No written word, no spoken plea can teach our youth what they should be.
Nor all the books on all the shelves, it’s what the teachers are themselves.
Schools are ubiquitous and underutilized assets. Time will tell if the generation(s) currently in charge can get out of their own way and strive to educate the youth “not for the existing state of affairs but so as to make possible a future better humanity.” To paraphrase Horace Mann—as the kids are now, so will America soon be.
Patrick O’Connor is a 1L at Harvard Law School.
For more information on civic education:
 2020 WL 6042105, C.A. No. 18-645 WES
 411 U.S. 1 (1973).
 As a result of Rodriguez, education equity advocacy has been focused on state legislatures and litigated in state courts. Judge Jeffrey Sutton of the Sixth Circuit observes that the Rodriguez decision may have been a net positive as it resulted in school funding reform at the state-level, as opposed to a national approach. Today, all states now have some form of education funding equalization legislation, and the Supreme Court of Texas ruled that the system of school funding at issue in Rodriguez was unconstitutional under the Texas Constitution. Much inequity remains, particularly along racial lines.
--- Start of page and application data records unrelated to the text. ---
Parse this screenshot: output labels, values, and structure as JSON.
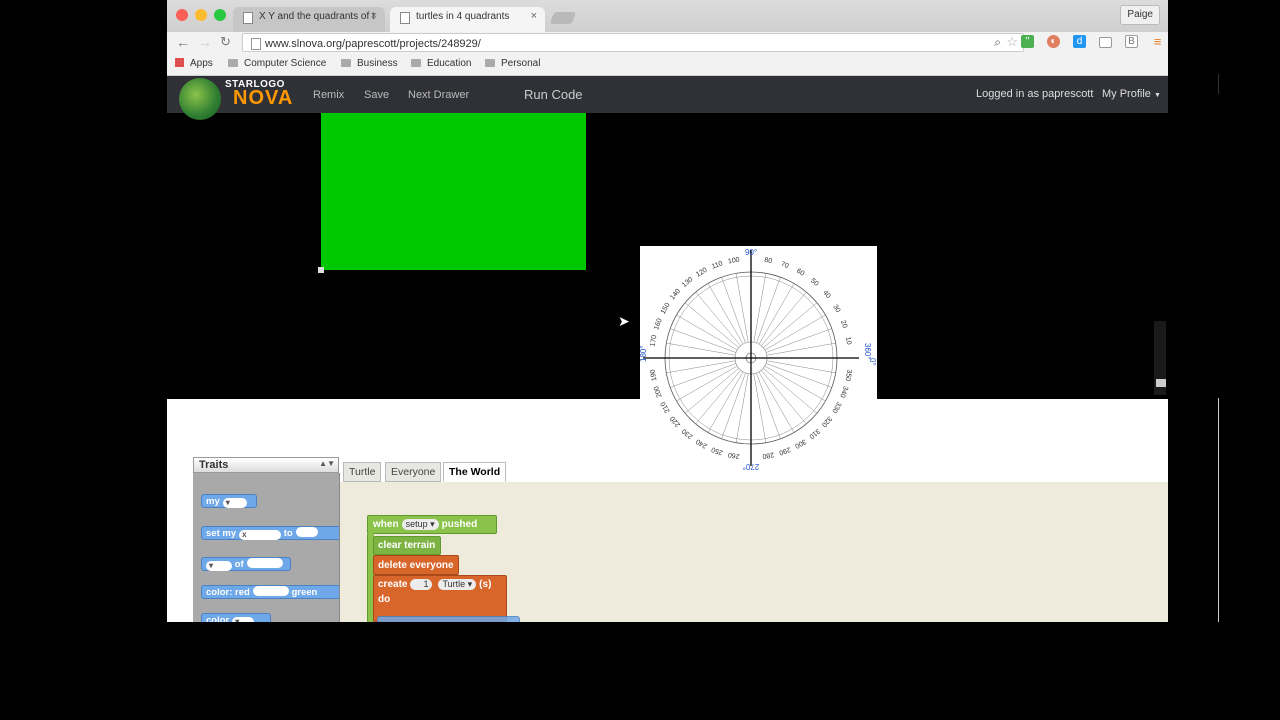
{
  "browser": {
    "tabs": [
      {
        "title": "X Y and the quadrants of t",
        "active": false
      },
      {
        "title": "turtles in 4 quadrants",
        "active": true
      }
    ],
    "user": "Paige",
    "url": "www.slnova.org/paprescott/projects/248929/",
    "bookmarks": {
      "apps": "Apps",
      "items": [
        "Computer Science",
        "Business",
        "Education",
        "Personal"
      ]
    },
    "colors": {
      "tab_active": "#f5f5f5",
      "toolbar": "#f2f2f2"
    }
  },
  "site": {
    "logo_top": "STARLOGO",
    "logo_bottom": "NOVA",
    "nav": [
      "Remix",
      "Save",
      "Next Drawer"
    ],
    "run_code": "Run Code",
    "logged_in": "Logged in as paprescott",
    "my_profile": "My Profile",
    "colors": {
      "header_bg": "#2f3136",
      "logo_accent": "#ff9800",
      "terrain": "#00c800"
    }
  },
  "editor": {
    "traits_label": "Traits",
    "tabs": [
      "Turtle",
      "Everyone",
      "The World"
    ],
    "selected_tab": "The World",
    "palette": {
      "my": "my",
      "set_my": "set my",
      "set_my_value": "x",
      "to": "to",
      "of": "of",
      "color_red": "color: red",
      "green": "green",
      "color": "color"
    },
    "script": {
      "when": "when",
      "setup": "setup",
      "pushed": "pushed",
      "clear_terrain": "clear terrain",
      "delete_everyone": "delete everyone",
      "create": "create",
      "create_count": "1",
      "create_breed": "Turtle",
      "create_suffix": "(s)",
      "do": "do"
    }
  },
  "protractor": {
    "labels": [
      "90°",
      "0°",
      "360°",
      "180°",
      "270°"
    ]
  }
}
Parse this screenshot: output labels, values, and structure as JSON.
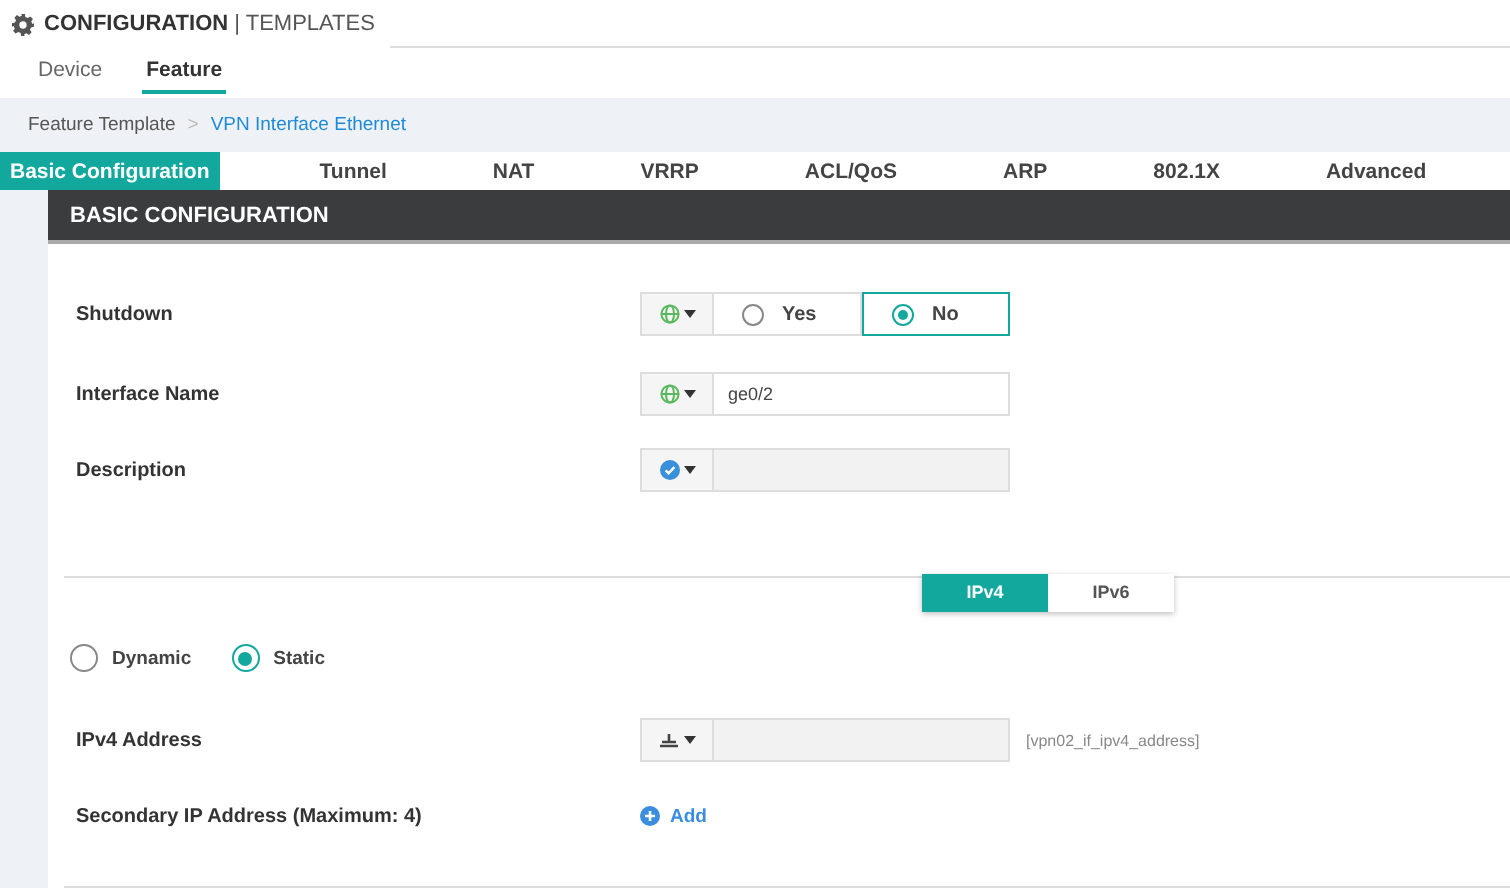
{
  "header": {
    "title": "CONFIGURATION",
    "separator": "|",
    "subtitle": "TEMPLATES"
  },
  "tabs": [
    {
      "label": "Device",
      "selected": false
    },
    {
      "label": "Feature",
      "selected": true
    }
  ],
  "breadcrumb": {
    "parent": "Feature Template",
    "separator": ">",
    "current": "VPN Interface Ethernet"
  },
  "section_tabs": [
    {
      "label": "Basic Configuration",
      "selected": true
    },
    {
      "label": "Tunnel",
      "selected": false
    },
    {
      "label": "NAT",
      "selected": false
    },
    {
      "label": "VRRP",
      "selected": false
    },
    {
      "label": "ACL/QoS",
      "selected": false
    },
    {
      "label": "ARP",
      "selected": false
    },
    {
      "label": "802.1X",
      "selected": false
    },
    {
      "label": "Advanced",
      "selected": false
    }
  ],
  "section_title": "BASIC CONFIGURATION",
  "fields": [
    {
      "label": "Shutdown",
      "kind": "radio",
      "scope": {
        "kind": "global"
      },
      "options": [
        {
          "label": "Yes",
          "selected": false
        },
        {
          "label": "No",
          "selected": true
        }
      ]
    },
    {
      "label": "Interface Name",
      "kind": "text",
      "scope": {
        "kind": "global"
      },
      "disabled": false,
      "value": "ge0/2"
    },
    {
      "label": "Description",
      "kind": "text",
      "scope": {
        "kind": "default"
      },
      "disabled": true
    }
  ],
  "ip_tabs": [
    {
      "label": "IPv4",
      "selected": true
    },
    {
      "label": "IPv6",
      "selected": false
    }
  ],
  "address_mode": [
    {
      "label": "Dynamic",
      "selected": false
    },
    {
      "label": "Static",
      "selected": true
    }
  ],
  "ip_fields": [
    {
      "label": "IPv4 Address",
      "kind": "text",
      "scope": {
        "kind": "device"
      },
      "disabled": true,
      "variable": "[vpn02_if_ipv4_address]"
    },
    {
      "label": "Secondary IP Address (Maximum: 4)",
      "kind": "add",
      "action": "Add"
    }
  ]
}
For a critical history of the case and the effects of inequality on students, see “The Enduring Legacy of Rodriguez: Creating New Pathways to Equal Education Opportunity” (Charles J. Ogletree, Jr. & Kimberly Jenkins Robinson eds., 2015).
 In addition to the Equal Protection claim, Cook implicates Article IV, Section 4 of the Constitution (guaranteeing to every state “a republican form of government”). In a 2018 law review article, Professor Derek Black notes that during Reconstruction, the U.S. government used the guarantee of republican government in Article IV to force Southern states to guarantee public education in their state constitution as a condition of approval for acceptance back into the Union, and continued to do so even after ratification of the Fourteenth Amendment. Professor Black argues that this creates a stronger substantive argument to establish a fundamental right to education than that of the Equal Protection claim.
 Note: The author previously worked as a fellow for Representative Vargas on matters unrelated to civic education.
 Plyler v. Doe, 457 U.S. 202, 221 (1982); Brown v. Board of Education, 347 U.S. 483, 493 (1954).